The Standard & Poor’s 500 (S&P 500) is an unmanaged group of securities considered to be representative of the stock market in general. It is not possible to invest directly in an index.

NYSE Group, Inc. (NYSE:NYX) operates two securities exchanges: the New York Stock Exchange (the “NYSE”) and NYSE Arca (formerly known as the Archipelago Exchange, or ArcaEx®, and the Pacific Exchange). NYSE Group is a leading provider of securities listing, trading and market data products and services.

The New York Mercantile Exchange, Inc. (NYMEX) is the world’s largest physical commodity futures exchange and the preeminent trading forum for energy and precious metals, with trading conducted through two divisions – the NYMEX Division, home to the energy, platinum, and palladium markets, and the COMEX Division, on which all other metals trade.

Additional risks are associated with international investing, such as currency fluctuations, political and economic instability and differences in accounting standards. This material represents an assessment of the market environment at a specific point in time and is not intended to be a forecast of future events, or a guarantee of future results. Past performance is no guarantee of future results.  Investments will fluctuate and when redeemed may be worth more or less than when originally invested.

All information is believed to be from reliable sources; however we make no representation as to its completeness or accuracy.

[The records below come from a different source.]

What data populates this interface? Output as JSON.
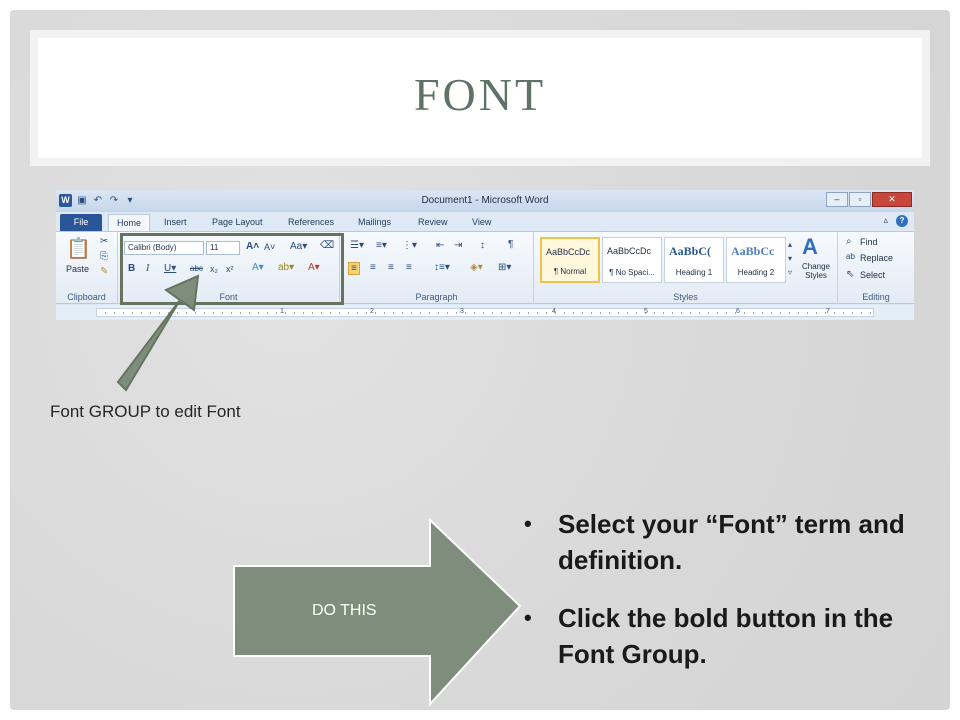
{
  "slide": {
    "title": "FONT",
    "caption": "Font GROUP to edit Font",
    "do_this": "DO THIS",
    "bullets": [
      "Select your “Font” term and definition.",
      "Click the bold button in the Font Group."
    ]
  },
  "word": {
    "window_title": "Document1 - Microsoft Word",
    "logo": "W",
    "tabs": [
      "File",
      "Home",
      "Insert",
      "Page Layout",
      "References",
      "Mailings",
      "Review",
      "View"
    ],
    "clipboard": {
      "paste": "Paste",
      "label": "Clipboard"
    },
    "font": {
      "name": "Calibri (Body)",
      "size": "11",
      "label": "Font"
    },
    "paragraph": {
      "label": "Paragraph"
    },
    "styles": {
      "label": "Styles",
      "items": [
        {
          "sample": "AaBbCcDc",
          "name": "¶ Normal"
        },
        {
          "sample": "AaBbCcDc",
          "name": "¶ No Spaci..."
        },
        {
          "sample": "AaBbC(",
          "name": "Heading 1"
        },
        {
          "sample": "AaBbCc",
          "name": "Heading 2"
        }
      ],
      "change": "Change Styles"
    },
    "editing": {
      "label": "Editing",
      "find": "Find",
      "replace": "Replace",
      "select": "Select"
    },
    "ruler": [
      "1",
      "2",
      "3",
      "4",
      "5",
      "6",
      "7"
    ]
  },
  "colors": {
    "title": "#5f7266",
    "arrow": "#7f8e7c",
    "highlight": "#64745f"
  }
}
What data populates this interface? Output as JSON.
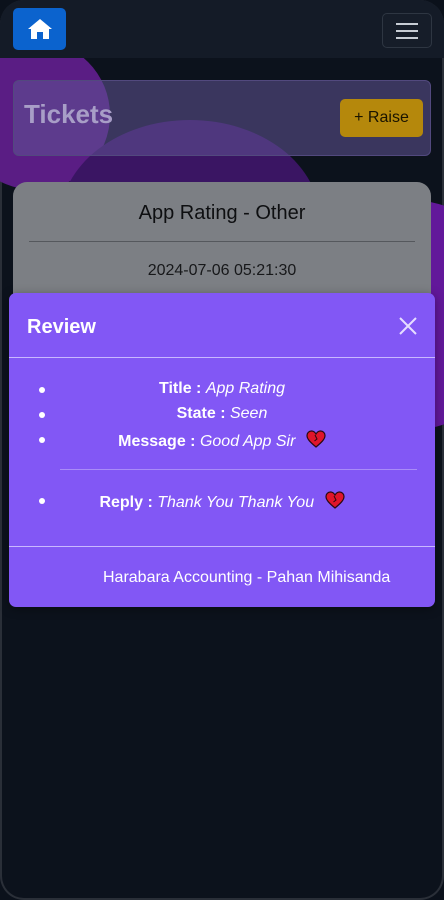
{
  "nav": {
    "home_icon": "home-icon",
    "menu_icon": "hamburger-icon"
  },
  "header": {
    "title": "Tickets",
    "raise_label": "+ Raise"
  },
  "ticket": {
    "title": "App Rating - Other",
    "date": "2024-07-06 05:21:30"
  },
  "modal": {
    "title": "Review",
    "close_icon": "close-icon",
    "items": [
      {
        "label": "Title :",
        "value": "App Rating"
      },
      {
        "label": "State :",
        "value": "Seen"
      },
      {
        "label": "Message :",
        "value": "Good App Sir"
      }
    ],
    "reply": {
      "label": "Reply :",
      "value": "Thank You Thank You"
    },
    "footer": "Harabara Accounting - Pahan Mihisanda"
  },
  "colors": {
    "accent": "#8257f5",
    "home_button": "#0b63ce",
    "raise_button": "#b5880c"
  }
}
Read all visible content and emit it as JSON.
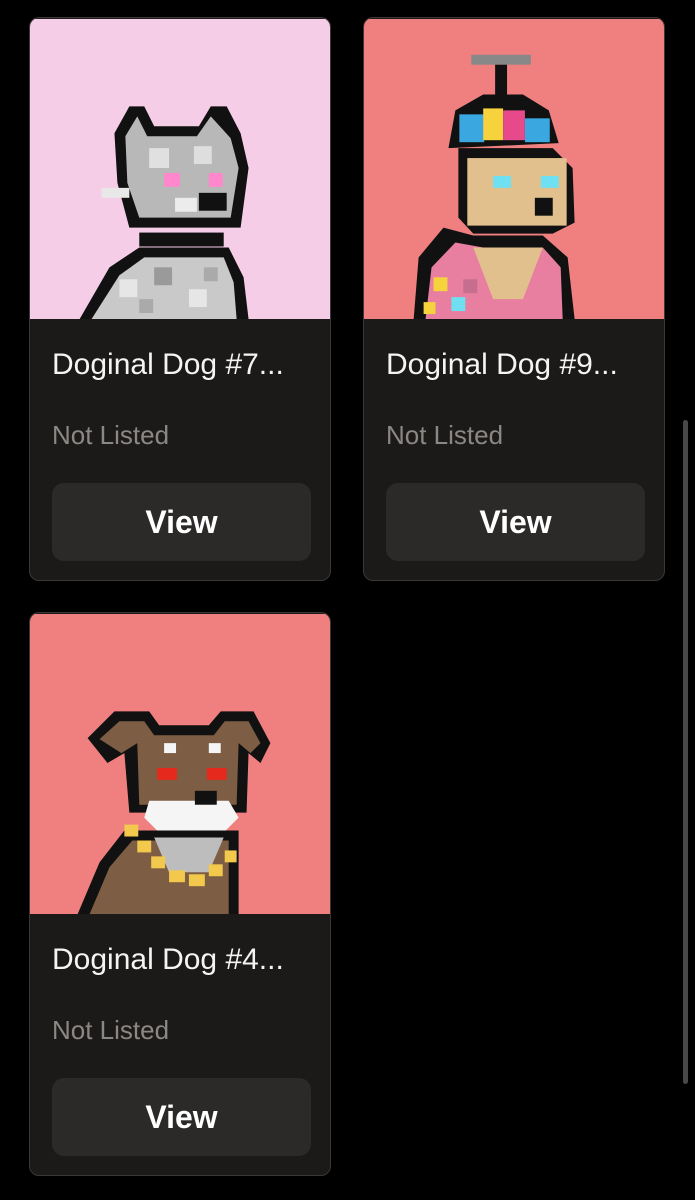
{
  "cards": [
    {
      "title": "Doginal Dog #7...",
      "status": "Not Listed",
      "button_label": "View",
      "image_icon": "white-pixel-dog-icon",
      "background": "#f5cde6"
    },
    {
      "title": "Doginal Dog #9...",
      "status": "Not Listed",
      "button_label": "View",
      "image_icon": "propeller-hat-pixel-dog-icon",
      "background": "#f08080"
    },
    {
      "title": "Doginal Dog #4...",
      "status": "Not Listed",
      "button_label": "View",
      "image_icon": "brown-pixel-dog-icon",
      "background": "#f08080"
    }
  ],
  "colors": {
    "card_bg": "#1c1a19",
    "button_bg": "#2c2a28",
    "muted_text": "#8b8784"
  }
}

All economic and performance data is historical and not indicative of future results. Market indices discussed are unmanaged. Investors cannot invest in unmanaged indices. The publisher is not engaged in rendering legal, accounting or other professional services. If assistance is needed, the reader is advised to engage the services of a competent professional.

Citations.

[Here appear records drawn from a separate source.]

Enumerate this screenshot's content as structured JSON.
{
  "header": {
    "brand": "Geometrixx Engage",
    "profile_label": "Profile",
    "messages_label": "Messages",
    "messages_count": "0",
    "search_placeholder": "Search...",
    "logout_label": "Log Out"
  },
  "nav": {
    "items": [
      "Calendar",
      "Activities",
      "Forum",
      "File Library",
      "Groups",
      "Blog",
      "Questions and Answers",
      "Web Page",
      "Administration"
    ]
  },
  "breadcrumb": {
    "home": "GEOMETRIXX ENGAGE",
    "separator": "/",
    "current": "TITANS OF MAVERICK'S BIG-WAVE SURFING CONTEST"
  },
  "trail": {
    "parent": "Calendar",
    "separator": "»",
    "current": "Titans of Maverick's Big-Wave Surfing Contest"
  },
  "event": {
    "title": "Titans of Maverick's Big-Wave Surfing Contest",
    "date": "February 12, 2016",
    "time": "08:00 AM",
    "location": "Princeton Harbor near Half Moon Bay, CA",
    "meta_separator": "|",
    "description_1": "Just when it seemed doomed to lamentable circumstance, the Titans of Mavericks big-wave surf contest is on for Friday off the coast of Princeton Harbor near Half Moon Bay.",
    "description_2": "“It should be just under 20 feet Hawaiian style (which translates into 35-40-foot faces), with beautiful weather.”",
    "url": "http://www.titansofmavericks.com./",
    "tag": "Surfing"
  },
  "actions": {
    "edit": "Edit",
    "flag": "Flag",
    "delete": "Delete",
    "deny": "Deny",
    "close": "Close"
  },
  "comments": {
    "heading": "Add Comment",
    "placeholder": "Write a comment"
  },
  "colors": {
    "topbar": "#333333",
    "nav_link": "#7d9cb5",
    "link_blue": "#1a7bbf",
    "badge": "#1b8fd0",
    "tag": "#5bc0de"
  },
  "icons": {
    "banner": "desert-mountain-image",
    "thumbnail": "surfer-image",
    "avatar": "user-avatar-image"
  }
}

1 – news.morningstar.com/articlenet/article.aspx?id=620267 [11/20/13]
2 – marketwatch.com/story/us-wholesale-costs-fall-again-in-october-2013-11-21 [11/21/13]
3 – business.time.com/2013/11/20/u-s-existing-home-sales-fall-3-2-percent-in-october/ [11/20/13]
4 – thestreet.com/story/12120723/1/market-hustle-curb-that-enthusiasm-dow-hesitates-at-16000.html [11/22/13]
5 – usatoday.com/money/markets/overview/ [11/22/13]
6 – bigcharts.marketwatch.com/historical/default.asp?symb=DJIA&closeDate=11%2F21%2F12&x=0&y=0 [11/22/13]
6 – bigcharts.marketwatch.com/historical/default.asp?symb=COMP&closeDate=11%2F21%2F12&x=0&y=0 [11/22/13]
6 – bigcharts.marketwatch.com/historical/default.asp?symb=SPX&closeDate=11%2F21%2F12&x=0&y=0 [11/22/13]
6 – bigcharts.marketwatch.com/historical/default.asp?symb=DJIA&closeDate=11%2F21%2F08&x=0&y=0 [11/22/13]
6 – bigcharts.marketwatch.com/historical/default.asp?symb=COMP&closeDate=11%2F21%2F08&x=0&y=0 [11/22/13]
6 – bigcharts.marketwatch.com/historical/default.asp?symb=SPX&closeDate=11%2F21%2F08&x=0&y=0 [11/22/13]
6 – bigcharts.marketwatch.com/historical/default.asp?symb=DJIA&closeDate=11%2F21%2F03&x=0&y=0 [11/22/13]
6 – bigcharts.marketwatch.com/historical/default.asp?symb=COMP&closeDate=11%2F21%2F03&x=0&y=0 [11/22/13]
6 – bigcharts.marketwatch.com/historical/default.asp?symb=SPX&closeDate=11%2F21%2F03&x=0&y=0 [11/22/13]
7 – treasury.gov/resource-center/data-chart-center/interest-rates/Pages/TextView.aspx?data=realyield [11/22/13]
8 – treasury.gov/resource-center/data-chart-center/interest-rates/Pages/TextView.aspx?data=realyieldAll [11/22/13]